|International Classification||B60R16/03, B60R16/02, H02J1/14|
|Cooperative Classification||B60R16/03, H02J1/14|
|May 2, 2000||REMI||Maintenance fee reminder mailed|
|Oct 8, 2000||LAPS||Lapse for failure to pay maintenance fees|
|Dec 12, 2000||FP||Expired due to failure to pay maintenance fee|
Effective date: 20001008
|Mar 19, 2009||AS||Assignment|
Owner name: NATIONAL PENN BANK, PENNSYLVANIA

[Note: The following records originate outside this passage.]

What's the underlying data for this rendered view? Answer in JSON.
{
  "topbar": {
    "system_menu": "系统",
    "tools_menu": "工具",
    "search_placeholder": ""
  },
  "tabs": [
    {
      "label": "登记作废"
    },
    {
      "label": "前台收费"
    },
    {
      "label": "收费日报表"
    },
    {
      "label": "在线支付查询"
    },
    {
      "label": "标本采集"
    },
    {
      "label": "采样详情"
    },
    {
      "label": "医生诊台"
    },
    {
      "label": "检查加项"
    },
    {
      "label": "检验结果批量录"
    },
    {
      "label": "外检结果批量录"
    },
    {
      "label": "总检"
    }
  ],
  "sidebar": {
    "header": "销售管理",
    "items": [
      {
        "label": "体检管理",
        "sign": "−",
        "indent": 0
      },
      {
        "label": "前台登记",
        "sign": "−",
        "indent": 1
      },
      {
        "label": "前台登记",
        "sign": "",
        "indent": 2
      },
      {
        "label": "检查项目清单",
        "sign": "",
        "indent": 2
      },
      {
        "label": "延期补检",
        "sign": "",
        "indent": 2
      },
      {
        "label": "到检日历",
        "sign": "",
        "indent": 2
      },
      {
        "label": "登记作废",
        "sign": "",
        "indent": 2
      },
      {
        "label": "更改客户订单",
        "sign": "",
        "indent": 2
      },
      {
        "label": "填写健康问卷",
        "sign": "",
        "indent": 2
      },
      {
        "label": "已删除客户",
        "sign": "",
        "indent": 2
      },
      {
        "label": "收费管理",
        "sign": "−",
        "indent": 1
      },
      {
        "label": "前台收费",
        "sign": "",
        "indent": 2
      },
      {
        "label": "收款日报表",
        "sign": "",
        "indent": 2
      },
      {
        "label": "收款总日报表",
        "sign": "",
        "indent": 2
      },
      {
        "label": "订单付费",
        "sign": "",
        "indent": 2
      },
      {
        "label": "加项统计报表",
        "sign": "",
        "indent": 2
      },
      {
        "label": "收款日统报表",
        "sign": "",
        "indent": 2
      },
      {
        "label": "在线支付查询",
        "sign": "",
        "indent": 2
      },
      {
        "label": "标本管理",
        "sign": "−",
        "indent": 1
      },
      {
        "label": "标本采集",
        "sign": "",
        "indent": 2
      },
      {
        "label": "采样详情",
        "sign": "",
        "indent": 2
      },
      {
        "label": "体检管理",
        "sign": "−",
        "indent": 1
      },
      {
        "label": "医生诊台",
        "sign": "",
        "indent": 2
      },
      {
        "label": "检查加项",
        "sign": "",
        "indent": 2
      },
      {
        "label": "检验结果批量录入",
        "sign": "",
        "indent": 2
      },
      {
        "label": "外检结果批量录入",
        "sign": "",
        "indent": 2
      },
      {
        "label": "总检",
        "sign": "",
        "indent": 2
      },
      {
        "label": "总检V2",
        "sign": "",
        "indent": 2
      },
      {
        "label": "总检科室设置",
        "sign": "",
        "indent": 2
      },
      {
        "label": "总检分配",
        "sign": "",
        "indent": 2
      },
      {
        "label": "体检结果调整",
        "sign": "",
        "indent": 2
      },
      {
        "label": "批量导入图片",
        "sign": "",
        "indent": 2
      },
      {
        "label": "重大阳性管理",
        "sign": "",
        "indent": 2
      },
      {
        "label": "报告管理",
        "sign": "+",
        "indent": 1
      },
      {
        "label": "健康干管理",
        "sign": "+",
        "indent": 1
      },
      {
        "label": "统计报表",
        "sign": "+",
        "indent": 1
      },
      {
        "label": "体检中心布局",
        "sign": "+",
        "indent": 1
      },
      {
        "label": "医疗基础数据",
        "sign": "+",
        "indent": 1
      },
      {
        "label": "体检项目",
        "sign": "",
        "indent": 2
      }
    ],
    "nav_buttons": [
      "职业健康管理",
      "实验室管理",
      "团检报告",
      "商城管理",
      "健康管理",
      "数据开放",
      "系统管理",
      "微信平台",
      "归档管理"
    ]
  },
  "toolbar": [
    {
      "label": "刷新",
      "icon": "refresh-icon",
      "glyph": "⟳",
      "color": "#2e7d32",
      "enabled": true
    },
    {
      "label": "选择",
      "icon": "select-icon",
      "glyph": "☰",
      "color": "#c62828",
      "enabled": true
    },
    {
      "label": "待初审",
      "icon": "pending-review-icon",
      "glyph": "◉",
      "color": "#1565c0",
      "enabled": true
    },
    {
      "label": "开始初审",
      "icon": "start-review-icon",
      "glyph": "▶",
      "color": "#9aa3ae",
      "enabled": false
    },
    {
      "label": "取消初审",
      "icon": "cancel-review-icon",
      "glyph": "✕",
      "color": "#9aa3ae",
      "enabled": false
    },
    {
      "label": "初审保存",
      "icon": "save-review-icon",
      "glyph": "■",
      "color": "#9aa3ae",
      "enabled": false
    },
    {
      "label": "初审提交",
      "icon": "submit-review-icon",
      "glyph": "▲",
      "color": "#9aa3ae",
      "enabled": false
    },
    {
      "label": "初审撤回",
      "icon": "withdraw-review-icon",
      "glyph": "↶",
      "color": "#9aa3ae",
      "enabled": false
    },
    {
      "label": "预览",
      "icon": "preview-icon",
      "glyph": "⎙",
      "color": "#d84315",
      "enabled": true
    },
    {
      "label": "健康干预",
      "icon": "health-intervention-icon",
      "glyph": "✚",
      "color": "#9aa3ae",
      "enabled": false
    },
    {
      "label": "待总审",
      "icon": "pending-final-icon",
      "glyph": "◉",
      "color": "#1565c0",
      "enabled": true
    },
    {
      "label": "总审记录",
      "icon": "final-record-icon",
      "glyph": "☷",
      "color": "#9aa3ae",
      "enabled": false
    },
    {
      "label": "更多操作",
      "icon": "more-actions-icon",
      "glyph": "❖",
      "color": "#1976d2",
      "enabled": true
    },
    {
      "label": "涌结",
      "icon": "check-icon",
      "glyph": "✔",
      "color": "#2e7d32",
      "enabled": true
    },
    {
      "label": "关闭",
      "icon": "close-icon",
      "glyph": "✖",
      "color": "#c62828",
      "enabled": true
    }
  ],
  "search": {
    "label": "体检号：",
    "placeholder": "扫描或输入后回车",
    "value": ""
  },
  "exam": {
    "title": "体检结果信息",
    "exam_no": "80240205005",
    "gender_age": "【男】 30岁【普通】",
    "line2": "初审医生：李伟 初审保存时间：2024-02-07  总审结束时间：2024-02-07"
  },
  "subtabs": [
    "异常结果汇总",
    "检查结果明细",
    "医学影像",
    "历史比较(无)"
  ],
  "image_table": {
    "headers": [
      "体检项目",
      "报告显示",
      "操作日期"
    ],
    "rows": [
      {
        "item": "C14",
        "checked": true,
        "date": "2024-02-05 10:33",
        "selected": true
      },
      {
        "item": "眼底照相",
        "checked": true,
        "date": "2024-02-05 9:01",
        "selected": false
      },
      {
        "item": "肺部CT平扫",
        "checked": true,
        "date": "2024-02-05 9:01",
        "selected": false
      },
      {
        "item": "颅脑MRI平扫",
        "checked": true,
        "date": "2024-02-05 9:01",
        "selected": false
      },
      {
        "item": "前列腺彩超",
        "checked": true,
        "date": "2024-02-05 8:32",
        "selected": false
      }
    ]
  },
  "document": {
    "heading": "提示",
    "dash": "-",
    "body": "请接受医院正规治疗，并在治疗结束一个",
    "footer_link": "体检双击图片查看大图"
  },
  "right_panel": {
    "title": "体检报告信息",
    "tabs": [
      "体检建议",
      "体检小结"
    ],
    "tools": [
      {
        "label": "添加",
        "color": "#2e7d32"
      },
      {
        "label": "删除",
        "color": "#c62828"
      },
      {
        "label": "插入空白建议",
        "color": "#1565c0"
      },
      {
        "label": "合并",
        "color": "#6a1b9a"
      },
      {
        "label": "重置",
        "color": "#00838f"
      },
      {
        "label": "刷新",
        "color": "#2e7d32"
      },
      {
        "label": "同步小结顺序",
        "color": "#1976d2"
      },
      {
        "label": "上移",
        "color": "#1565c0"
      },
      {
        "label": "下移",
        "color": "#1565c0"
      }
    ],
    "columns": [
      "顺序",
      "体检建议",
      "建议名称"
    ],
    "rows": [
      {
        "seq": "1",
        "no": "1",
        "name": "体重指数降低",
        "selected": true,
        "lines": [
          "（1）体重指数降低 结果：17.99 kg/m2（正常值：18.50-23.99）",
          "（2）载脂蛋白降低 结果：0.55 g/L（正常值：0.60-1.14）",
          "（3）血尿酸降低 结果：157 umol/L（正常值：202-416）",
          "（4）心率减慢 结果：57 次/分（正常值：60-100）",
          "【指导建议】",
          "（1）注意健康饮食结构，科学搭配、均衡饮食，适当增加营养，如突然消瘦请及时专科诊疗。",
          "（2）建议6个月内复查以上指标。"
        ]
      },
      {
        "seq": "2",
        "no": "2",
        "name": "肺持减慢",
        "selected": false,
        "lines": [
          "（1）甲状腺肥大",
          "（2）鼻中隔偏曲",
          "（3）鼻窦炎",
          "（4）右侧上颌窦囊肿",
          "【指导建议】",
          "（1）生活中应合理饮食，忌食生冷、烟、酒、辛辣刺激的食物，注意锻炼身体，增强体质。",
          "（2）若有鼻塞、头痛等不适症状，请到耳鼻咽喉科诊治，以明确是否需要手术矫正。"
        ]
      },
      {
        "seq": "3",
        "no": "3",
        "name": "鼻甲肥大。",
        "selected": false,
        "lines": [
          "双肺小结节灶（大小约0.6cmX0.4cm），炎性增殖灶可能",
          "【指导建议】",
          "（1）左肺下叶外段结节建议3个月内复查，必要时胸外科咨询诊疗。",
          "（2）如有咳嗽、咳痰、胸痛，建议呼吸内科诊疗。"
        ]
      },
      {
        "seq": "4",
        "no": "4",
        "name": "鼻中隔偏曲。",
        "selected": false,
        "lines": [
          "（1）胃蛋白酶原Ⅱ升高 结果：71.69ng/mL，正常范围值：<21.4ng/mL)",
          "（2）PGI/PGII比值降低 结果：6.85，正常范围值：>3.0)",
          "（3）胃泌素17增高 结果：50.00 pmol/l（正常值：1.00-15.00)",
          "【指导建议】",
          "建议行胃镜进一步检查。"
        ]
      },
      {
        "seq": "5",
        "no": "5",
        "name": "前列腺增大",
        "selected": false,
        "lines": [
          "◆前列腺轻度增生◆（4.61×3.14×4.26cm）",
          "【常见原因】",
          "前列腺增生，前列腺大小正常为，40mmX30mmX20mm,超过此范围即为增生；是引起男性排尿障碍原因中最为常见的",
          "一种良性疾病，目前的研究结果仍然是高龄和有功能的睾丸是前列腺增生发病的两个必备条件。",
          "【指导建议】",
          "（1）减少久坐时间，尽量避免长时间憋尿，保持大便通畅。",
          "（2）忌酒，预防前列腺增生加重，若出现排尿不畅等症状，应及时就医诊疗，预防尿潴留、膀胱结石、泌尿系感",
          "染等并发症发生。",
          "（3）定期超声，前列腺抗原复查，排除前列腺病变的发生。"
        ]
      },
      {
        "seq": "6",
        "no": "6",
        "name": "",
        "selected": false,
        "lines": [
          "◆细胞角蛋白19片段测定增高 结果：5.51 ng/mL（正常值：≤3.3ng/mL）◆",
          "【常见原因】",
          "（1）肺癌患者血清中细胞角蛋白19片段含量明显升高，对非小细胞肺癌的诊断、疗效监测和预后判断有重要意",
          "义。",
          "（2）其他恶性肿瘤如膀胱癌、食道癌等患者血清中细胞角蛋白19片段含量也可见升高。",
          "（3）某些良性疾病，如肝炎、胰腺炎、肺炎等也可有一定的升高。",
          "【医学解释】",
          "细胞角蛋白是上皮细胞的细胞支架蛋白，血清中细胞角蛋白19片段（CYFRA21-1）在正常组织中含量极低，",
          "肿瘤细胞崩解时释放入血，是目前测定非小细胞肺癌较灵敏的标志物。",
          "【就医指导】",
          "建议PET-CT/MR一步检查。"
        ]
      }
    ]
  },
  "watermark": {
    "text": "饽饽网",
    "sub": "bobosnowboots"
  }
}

Free format text: SECURITY AGREEMENT;ASSIGNORS:HAVIS-SHIELDS EQUIPMENT CORPORATION (PA);LAW ENFORCEMENT DEVELOPMENT COMPANY (FL);REEL/FRAME:022529/0052
Effective date: 20090225
|Apr 1, 2009||AS||Assignment|
Owner name: LAW ENFORCEMENT DEVELOPMENT, LLC, MASSACHUSETTS
Free format text: SECURITY AGREEMENT;ASSIGNORS:HAVIS-SHIELDS EQUIPMENT CORPORATION;LAW ENFORCEMENT DEVELOPMENT COMPANY;REEL/FRAME:022482/0192
Effective date: 20090225